Inspired by their concerns over the changing popular profile and diminished radio exposure of jazz music, Academy Members and jazz enthusiasts Felton Earls (Harvard University) and William Damon (Stanford University) convened a meeting at the House of the Academy on May 19, 2016. They brought together jazz scholars, performers, business leaders, philanthropists, and fellow enthusiasts to discuss issues related to performance and outreach, the business of jazz, and jazz education. The group also began planning an issue of Dædalus, which will be guest edited by Gerald Early and Ingrid Monson and explore why jazz still matters.
With the divides between area and global studies widening, Academy Member Arthur Kleinmanchaired a meeting of scholars from across the United States and the United Kingdom to develop novel ways of easing these longstanding tensions. Participants worked to identify and better understand impediments to collaboration between the fields and to develop initial steps toward strengthening and sustaining cross-disciplinary relationships. The meeting also provided an opportunity for scholars to explore broader questions about how knowledge might be reorganized and institutionalized to support twenty-first-century scholarship.
Chair: Arthur Kleinman (Harvard University)
Academy Members Mark Aronoff, Susan Goldin Meadow, and Charles Nelson, in collaboration with Matthew Lerner, convened a meeting of the Consortium on Autism and Sign Language at the House of the Academy. The meeting brought together scholars from more than nine fields and nineteen universities for the purpose of advancing novel hypotheses about the emergence of communication in autism by leveraging methods and insights from the latest research on sign language. Participants also welcomed and integrated the voices of people from autistic and deaf communities into their plans for developing a cross-disciplinary research agenda on the nature of communication in these populations.
Chairs: Mark Aronoff (State University of New York at Stony Brook); Susan Goldin Meadow (University of Chicago); Charles Nelson (Harvard University)
in collaboration with Matthew Lerner (Stony Brook University)
By some estimates, only 20 percent of qualified Americans receive the necessary aid they require as they move through the American justice system. Millions are left unaided and unable to negotiate a complicated legal system on their own. To begin addressing this critical issue, Academy Members John Levi, Martha Minow, and Lance Liebman chaired a meeting of more than fifty judges and justices, chief justices, legal scholars, and lawyers at the House of the Academy. Participants discussed issues ranging from fees and the difficulty of navigating the court system to the role of corporations in providing pro bono representation and the use of technology in the legal profession. An Academy project on Making Justice Accessible: Data Collection and Legal Services for Low-Income Americans has been developed from this meeting.

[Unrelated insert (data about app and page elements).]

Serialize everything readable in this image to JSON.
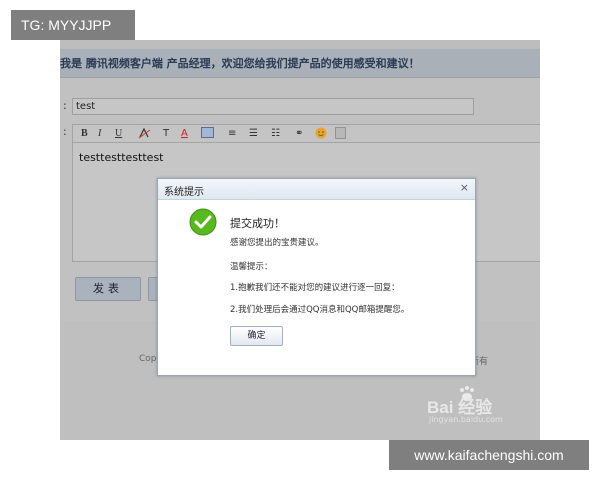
{
  "tag_top": "TG: MYYJJPP",
  "tag_bottom": "www.kaifachengshi.com",
  "header": {
    "text": "我是 腾讯视频客户端 产品经理，欢迎您给我们提产品的使用感受和建议！"
  },
  "form": {
    "colon": ":",
    "title_value": "test",
    "editor_value": "testtesttesttest",
    "toolbar": {
      "bold": "B",
      "italic": "I",
      "underline": "U",
      "font_size": "T",
      "text_color": "A",
      "align": "≡",
      "list": "☰",
      "list2": "☷",
      "link": "⚭",
      "emoji": "☺",
      "image": "▣"
    },
    "post_button": "发表"
  },
  "footer": {
    "left_text": "Cop",
    "right_text": "所有"
  },
  "watermark": {
    "brand": "Bai  经验",
    "url": "jingyan.baidu.com"
  },
  "dialog": {
    "title": "系统提示",
    "close": "×",
    "success_title": "提交成功！",
    "thanks": "感谢您提出的宝贵建议。",
    "tip_title": "温馨提示：",
    "tip1": "1.抱歉我们还不能对您的建议进行逐一回复：",
    "tip2": "2.我们处理后会通过QQ消息和QQ邮箱提醒您。",
    "ok": "确定"
  },
  "colors": {
    "success_green": "#58b91e",
    "header_blue": "#2b3a55"
  }
}
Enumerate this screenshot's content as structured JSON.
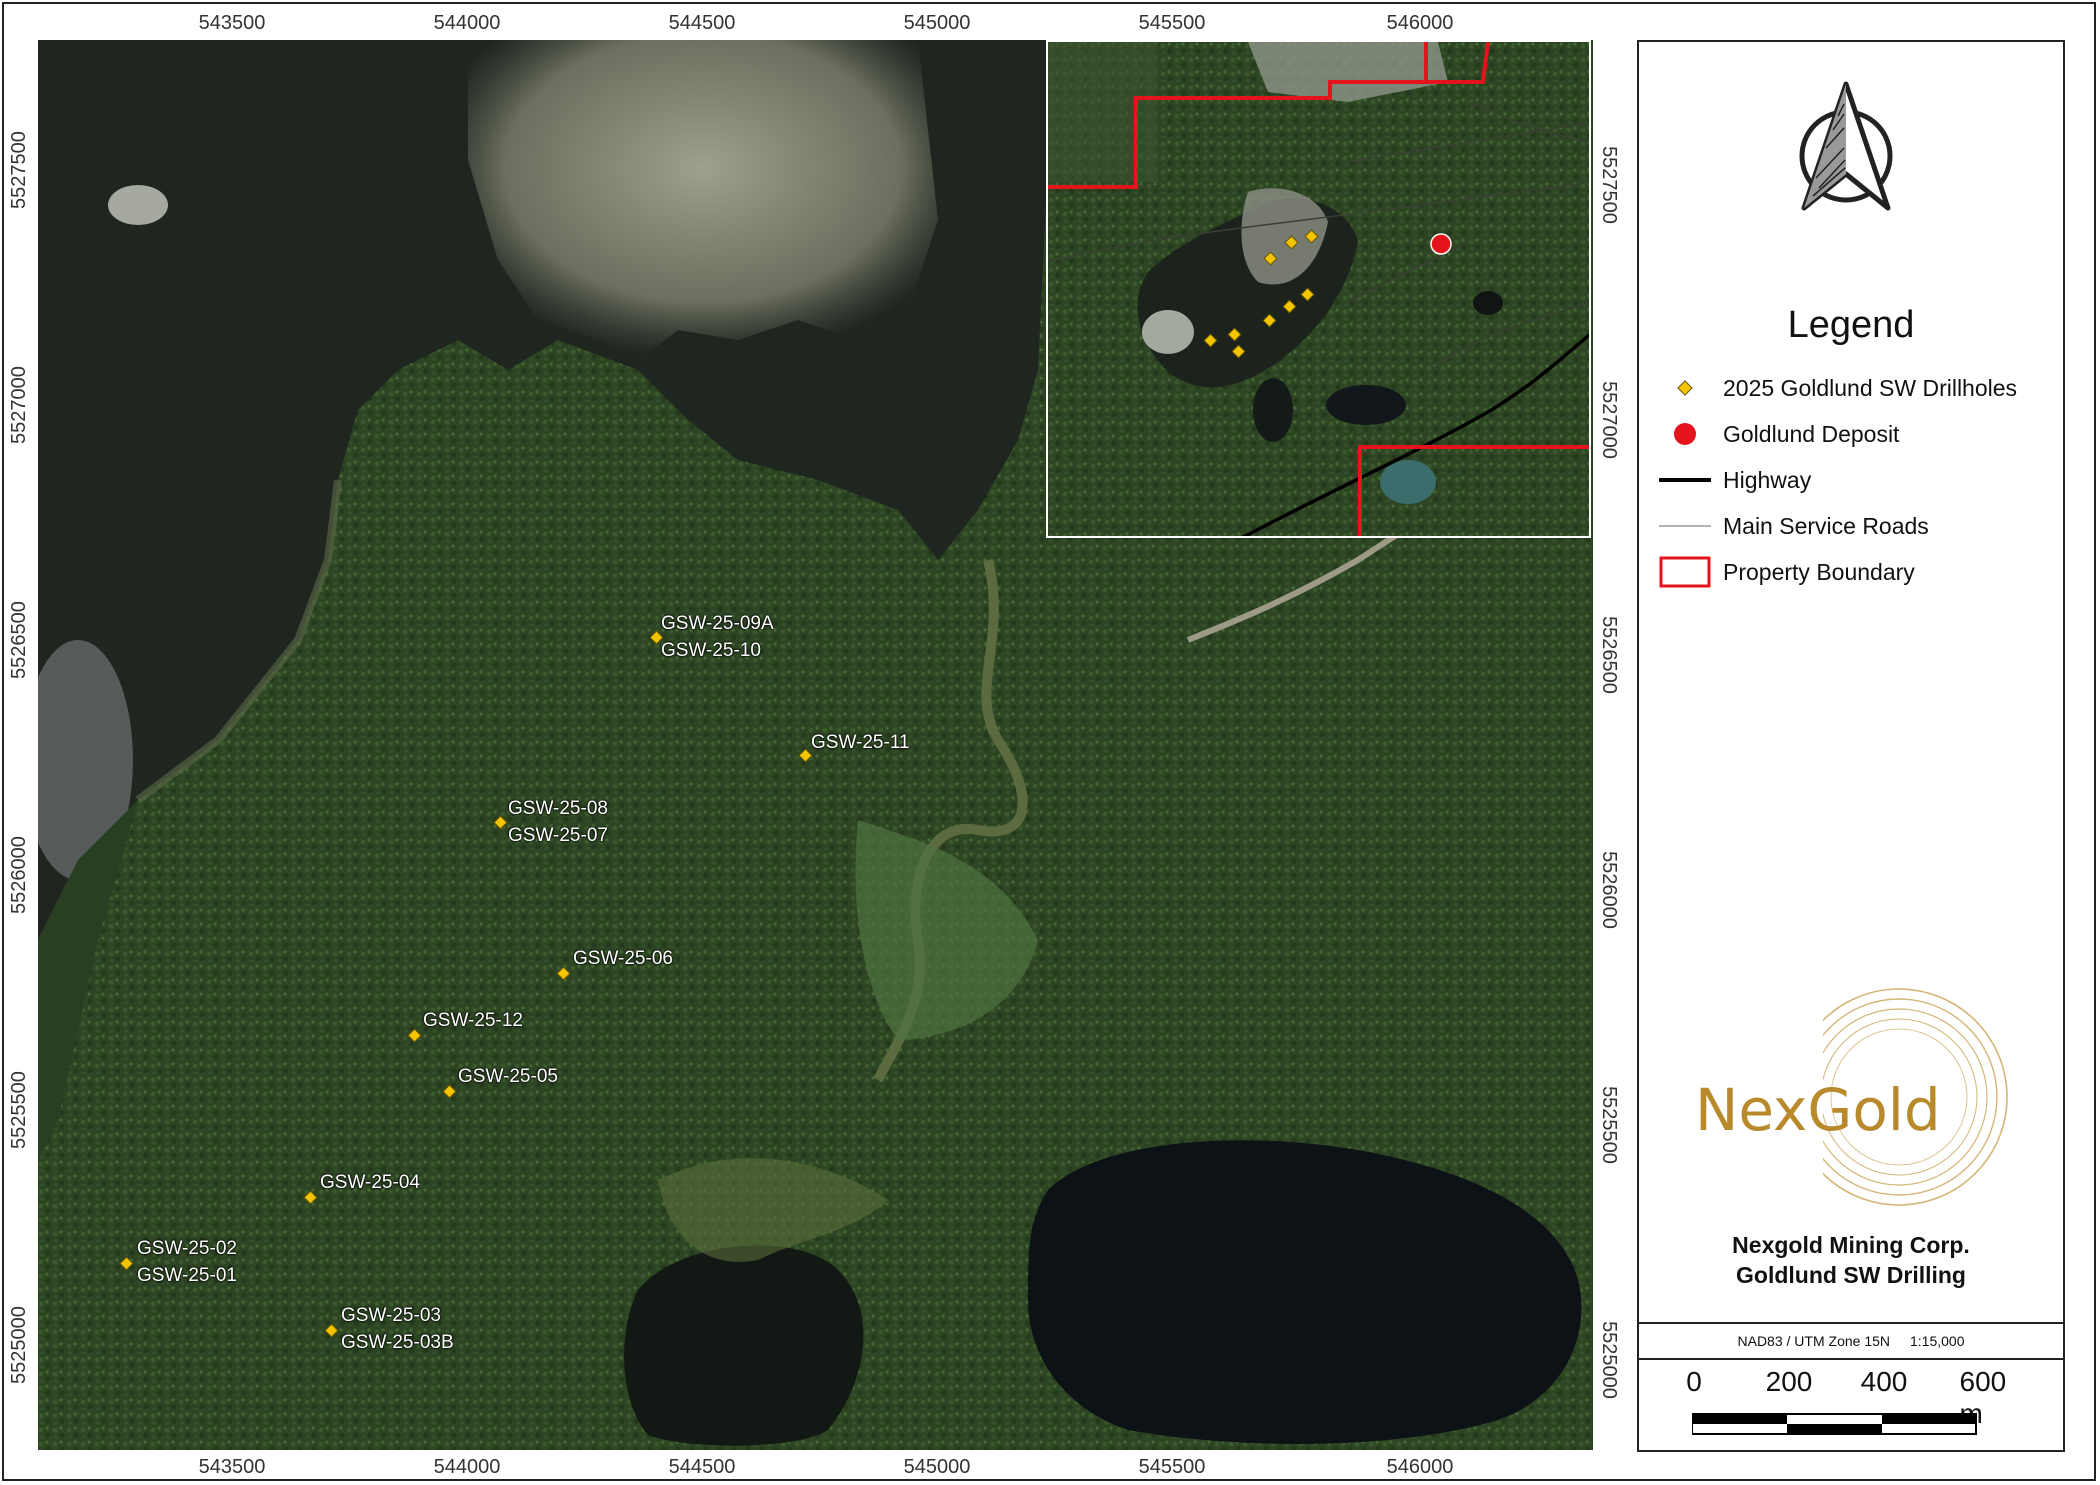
{
  "coordinate_ticks": {
    "easting_top": [
      "543500",
      "544000",
      "544500",
      "545000",
      "545500",
      "546000"
    ],
    "easting_bottom": [
      "543500",
      "544000",
      "544500",
      "545000",
      "545500",
      "546000"
    ],
    "northing_left": [
      "5527500",
      "5527000",
      "5526500",
      "5526000",
      "5525500",
      "5525000"
    ],
    "northing_right": [
      "5527500",
      "5527000",
      "5526500",
      "5526000",
      "5525500",
      "5525000"
    ]
  },
  "drillholes": [
    {
      "id": "dh09",
      "labels": [
        "GSW-25-09A",
        "GSW-25-10"
      ]
    },
    {
      "id": "dh11",
      "labels": [
        "GSW-25-11"
      ]
    },
    {
      "id": "dh08",
      "labels": [
        "GSW-25-08",
        "GSW-25-07"
      ]
    },
    {
      "id": "dh06",
      "labels": [
        "GSW-25-06"
      ]
    },
    {
      "id": "dh12",
      "labels": [
        "GSW-25-12"
      ]
    },
    {
      "id": "dh05",
      "labels": [
        "GSW-25-05"
      ]
    },
    {
      "id": "dh04",
      "labels": [
        "GSW-25-04"
      ]
    },
    {
      "id": "dh02",
      "labels": [
        "GSW-25-02",
        "GSW-25-01"
      ]
    },
    {
      "id": "dh03",
      "labels": [
        "GSW-25-03",
        "GSW-25-03B"
      ]
    }
  ],
  "legend": {
    "title": "Legend",
    "items": [
      {
        "label": "2025 Goldlund SW Drillholes",
        "symbol": "yellow-diamond",
        "color": "#f2c500"
      },
      {
        "label": "Goldlund Deposit",
        "symbol": "red-circle",
        "color": "#e3141b"
      },
      {
        "label": "Highway",
        "symbol": "thick-black-line",
        "color": "#000000"
      },
      {
        "label": "Main Service Roads",
        "symbol": "thin-grey-line",
        "color": "#999999"
      },
      {
        "label": "Property Boundary",
        "symbol": "red-outline-box",
        "color": "#e3141b"
      }
    ]
  },
  "logo": {
    "text": "NexGold",
    "color": "#b98a2c"
  },
  "title_block": {
    "company": "Nexgold Mining Corp.",
    "project": "Goldlund SW Drilling",
    "projection": "NAD83 / UTM Zone 15N",
    "scale": "1:15,000"
  },
  "scale_bar": {
    "labels": [
      "0",
      "200",
      "400",
      "600 m"
    ]
  }
}
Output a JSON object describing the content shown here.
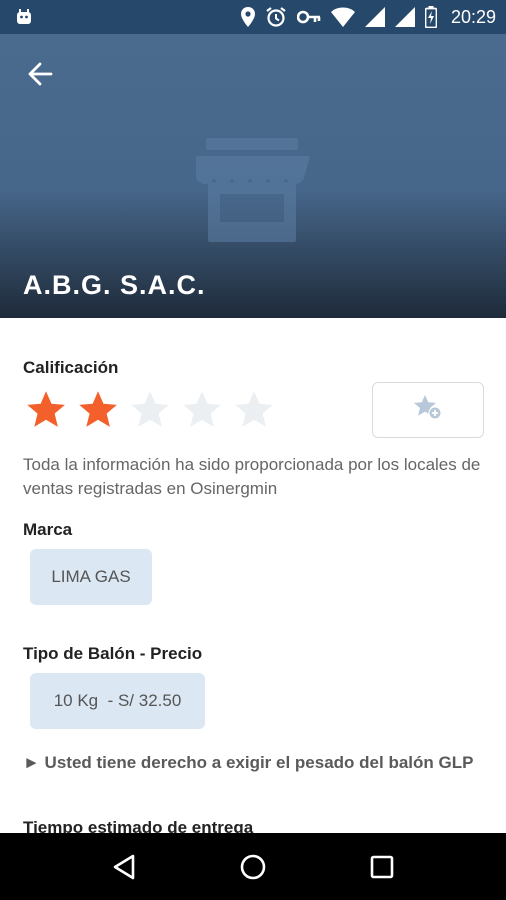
{
  "status_bar": {
    "time": "20:29",
    "icons": [
      "android-icon",
      "location-icon",
      "alarm-icon",
      "key-icon",
      "wifi-icon",
      "signal-icon",
      "signal-icon",
      "battery-charging-icon"
    ]
  },
  "header": {
    "title": "A.B.G. S.A.C.",
    "back_icon": "arrow-back-icon",
    "placeholder_icon": "store-icon",
    "bg_color": "#46668a"
  },
  "rating": {
    "label": "Calificación",
    "value": 2,
    "max": 5,
    "active_color": "#f4602c",
    "inactive_color": "#eceff2",
    "favorite_icon": "star-add-icon"
  },
  "info_text": "Toda la información ha sido proporcionada por los locales de ventas registradas en Osinergmin",
  "brand": {
    "label": "Marca",
    "value": "LIMA GAS"
  },
  "balloon": {
    "label": "Tipo de Balón - Precio",
    "value": "10 Kg  - S/ 32.50"
  },
  "notice": "► Usted tiene derecho a exigir el pesado del balón GLP",
  "eta": {
    "label": "Tiempo estimado de entrega"
  },
  "nav": {
    "back_icon": "triangle-back-icon",
    "home_icon": "circle-home-icon",
    "recents_icon": "square-recents-icon"
  }
}
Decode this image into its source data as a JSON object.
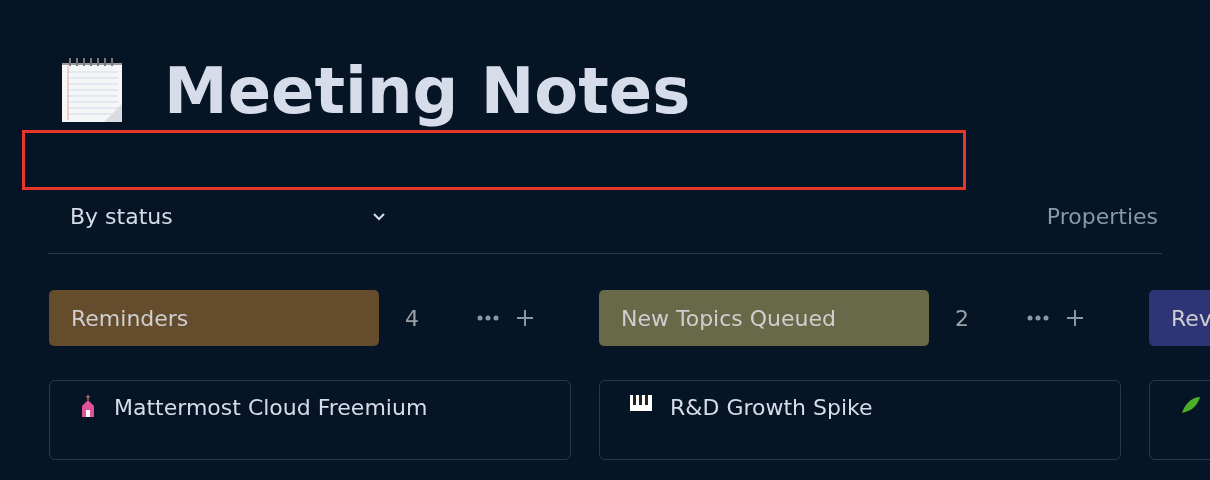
{
  "page": {
    "title": "Meeting Notes"
  },
  "view": {
    "label": "By status"
  },
  "properties_button": "Properties",
  "columns": [
    {
      "title": "Reminders",
      "color": "#654c2d",
      "count": "4",
      "cards": [
        {
          "kind": "church",
          "title": "Mattermost Cloud Freemium"
        }
      ]
    },
    {
      "title": "New Topics Queued",
      "color": "#686948",
      "count": "2",
      "cards": [
        {
          "kind": "piano",
          "title": "R&D Growth Spike"
        }
      ]
    },
    {
      "title": "Rev",
      "color": "#2d3577",
      "cards": [
        {
          "kind": "plant"
        }
      ]
    }
  ]
}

Chairs: John G. Levi (Legal Services Corporation; Sidley Austin, LLP); Martha Minow (Harvard Law School); Lance Liebman (Columbia Law School)
As the foundations and principles that defined the nuclear order after the World War II and during the Cold War shift and evolve, new challenges confront the international community. On June 19, 2015, Academy Member Robert Legvold chaired a meeting at the House of the Academy that brought together a group of experts in international security. The participants examined recent changes in the dynamics of the nuclear order, explored the effect of new technologies on nuclear strategies, and assessed how future arms control agreements could be designed to address these changes. The meeting has since developed into an Academy project in the Global Security and International Affairs program area.
Chair: Robert Legvold (Columbia University)